Hotline.ie, run by the Internet Service Providers Association of Ireland (ispai.ie), is legally hamstrung in that it can only ensure images which are illegal under Irish law are taken down if they are hosted in the Irish jurisdiction.
However, director Paul Durrant said it does liaise with authorities in other jurisdictions with a view to having images removed and this is what had happened in the case of the website relevant to this story.
The site is hosted in the Netherlands, and the Dutch also have a hotline, part of the INHOPE international hotline network to which Ireland belongs. When Hotline.ie notified the Dutch hotline, it was able to have the images that constituted child pornography taken down in less than 48 hours.
Mr Durrant said while the site content is governed by Dutch law, the hosting provider was not the website owner. He said the owner of the domain is protected by Whoisguard Inc, who have a PO Box, in Panama. “The owners/operators of this site could therefore be based anywhere in the world, we have no idea where,” he said.

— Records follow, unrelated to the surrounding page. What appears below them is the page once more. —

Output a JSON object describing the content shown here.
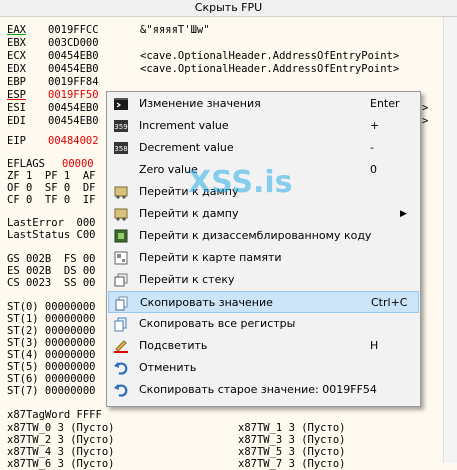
{
  "header": {
    "title": "Скрыть FPU"
  },
  "registers": [
    {
      "name": "EAX",
      "value": "0019FFCC",
      "comment": "&\"яяяяТ'Шw\"",
      "name_color": "black",
      "underline": "green"
    },
    {
      "name": "EBX",
      "value": "003CD000",
      "comment": ""
    },
    {
      "name": "ECX",
      "value": "00454EB0",
      "comment": "<cave.OptionalHeader.AddressOfEntryPoint>"
    },
    {
      "name": "EDX",
      "value": "00454EB0",
      "comment": "<cave.OptionalHeader.AddressOfEntryPoint>"
    },
    {
      "name": "EBP",
      "value": "0019FF84",
      "comment": ""
    },
    {
      "name": "ESP",
      "value": "0019FF50",
      "comment": "",
      "red": true,
      "underline": "red"
    },
    {
      "name": "ESI",
      "value": "00454EB0",
      "comment": ">"
    },
    {
      "name": "EDI",
      "value": "00454EB0",
      "comment": ">"
    },
    {
      "name": "EIP",
      "value": "00484002",
      "comment": "",
      "red": true
    }
  ],
  "eflags": {
    "label": "EFLAGS",
    "value": "00000"
  },
  "flags_rows": [
    "ZF 1  PF 1  AF",
    "OF 0  SF 0  DF",
    "CF 0  TF 0  IF"
  ],
  "last_error": "LastError  000",
  "last_status": "LastStatus C00",
  "segments": [
    "GS 002B  FS 00",
    "ES 002B  DS 00",
    "CS 0023  SS 00"
  ],
  "fpu_st": [
    "ST(0) 00000000",
    "ST(1) 00000000",
    "ST(2) 00000000",
    "ST(3) 00000000",
    "ST(4) 00000000",
    "ST(5) 00000000",
    "ST(6) 00000000",
    "ST(7) 00000000"
  ],
  "tag_word": "x87TagWord FFFF",
  "tw_left": [
    "x87TW_0 3 (Пусто)",
    "x87TW_2 3 (Пусто)",
    "x87TW_4 3 (Пусто)",
    "x87TW_6 3 (Пусто)"
  ],
  "tw_right": [
    "x87TW_1 3 (Пусто)",
    "x87TW_3 3 (Пусто)",
    "x87TW_5 3 (Пусто)",
    "x87TW_7 3 (Пусто)"
  ],
  "watermark": "XSS.is",
  "menu": {
    "items": [
      {
        "label": "Изменение значения",
        "shortcut": "Enter",
        "icon": "terminal-icon"
      },
      {
        "label": "Increment value",
        "shortcut": "+",
        "icon": "increment-icon"
      },
      {
        "label": "Decrement value",
        "shortcut": "-",
        "icon": "decrement-icon"
      },
      {
        "label": "Zero value",
        "shortcut": "0",
        "icon": "zero-icon"
      },
      {
        "label": "Перейти к дампу",
        "shortcut": "",
        "icon": "dump-icon"
      },
      {
        "label": "Перейти к дампу",
        "shortcut": "",
        "icon": "dump-icon",
        "submenu": true
      },
      {
        "label": "Перейти к дизассемблированному коду",
        "shortcut": "",
        "icon": "cpu-icon"
      },
      {
        "label": "Перейти к карте памяти",
        "shortcut": "",
        "icon": "memory-map-icon"
      },
      {
        "label": "Перейти к стеку",
        "shortcut": "",
        "icon": "stack-icon"
      },
      {
        "label": "Скопировать значение",
        "shortcut": "Ctrl+C",
        "icon": "copy-icon",
        "highlighted": true
      },
      {
        "label": "Скопировать все регистры",
        "shortcut": "",
        "icon": "copy-all-icon"
      },
      {
        "label": "Подсветить",
        "shortcut": "H",
        "icon": "highlight-pen-icon"
      },
      {
        "label": "Отменить",
        "shortcut": "",
        "icon": "undo-icon"
      },
      {
        "label": "Скопировать старое значение: 0019FF54",
        "shortcut": "",
        "icon": "undo-copy-icon"
      }
    ]
  },
  "colors": {
    "accent_red": "#e00000",
    "highlight": "#cce4f7",
    "background": "#fffaf0"
  }
}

Hotline.ie provides an anonymous service for members of the public to report suspected illegal content, particularly child sexual abuse material, accidentally encountered online, in a secure and confidential way. It works in collaboration with An Garda Síochána and is overseen by the Department of Justice.